• _What needs to be done_: Down to the last line, reproduce the data below exactly.

• _Records supplied_:
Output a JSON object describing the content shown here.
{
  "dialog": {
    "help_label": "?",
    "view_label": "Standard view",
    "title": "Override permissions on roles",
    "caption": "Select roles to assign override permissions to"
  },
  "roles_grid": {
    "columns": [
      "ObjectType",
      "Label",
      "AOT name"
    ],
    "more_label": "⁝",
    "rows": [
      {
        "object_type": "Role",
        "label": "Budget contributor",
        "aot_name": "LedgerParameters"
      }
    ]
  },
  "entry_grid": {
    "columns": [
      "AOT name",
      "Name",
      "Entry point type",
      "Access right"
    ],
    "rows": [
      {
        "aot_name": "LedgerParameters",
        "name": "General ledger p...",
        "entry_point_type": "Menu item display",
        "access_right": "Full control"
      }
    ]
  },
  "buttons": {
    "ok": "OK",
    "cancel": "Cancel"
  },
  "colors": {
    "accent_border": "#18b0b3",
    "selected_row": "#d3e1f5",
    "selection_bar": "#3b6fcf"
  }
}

• _Solution_:
Output a JSON object describing the content shown here.
{
  "dialog": {
    "help_label": "?",
    "view_label": "Standard view",
    "title": "Override permissions on roles",
    "caption": "Select roles to assign override permissions to"
  },
  "roles_grid": {
    "columns": [
      "ObjectType",
      "Label",
      "AOT name"
    ],
    "more_label": "⁝",
    "rows": [
      {
        "object_type": "Role",
        "label": "Budget contributor",
        "aot_name": "LedgerParameters"
      }
    ]
  },
  "entry_grid": {
    "columns": [
      "AOT name",
      "Name",
      "Entry point type",
      "Access right"
    ],
    "rows": [
      {
        "aot_name": "LedgerParameters",
        "name": "General ledger p...",
        "entry_point_type": "Menu item display",
        "access_right": "Full control"
      }
    ]
  },
  "buttons": {
    "ok": "OK",
    "cancel": "Cancel"
  },
  "colors": {
    "accent_border": "#18b0b3",
    "selected_row": "#d3e1f5",
    "selection_bar": "#3b6fcf"
  }
}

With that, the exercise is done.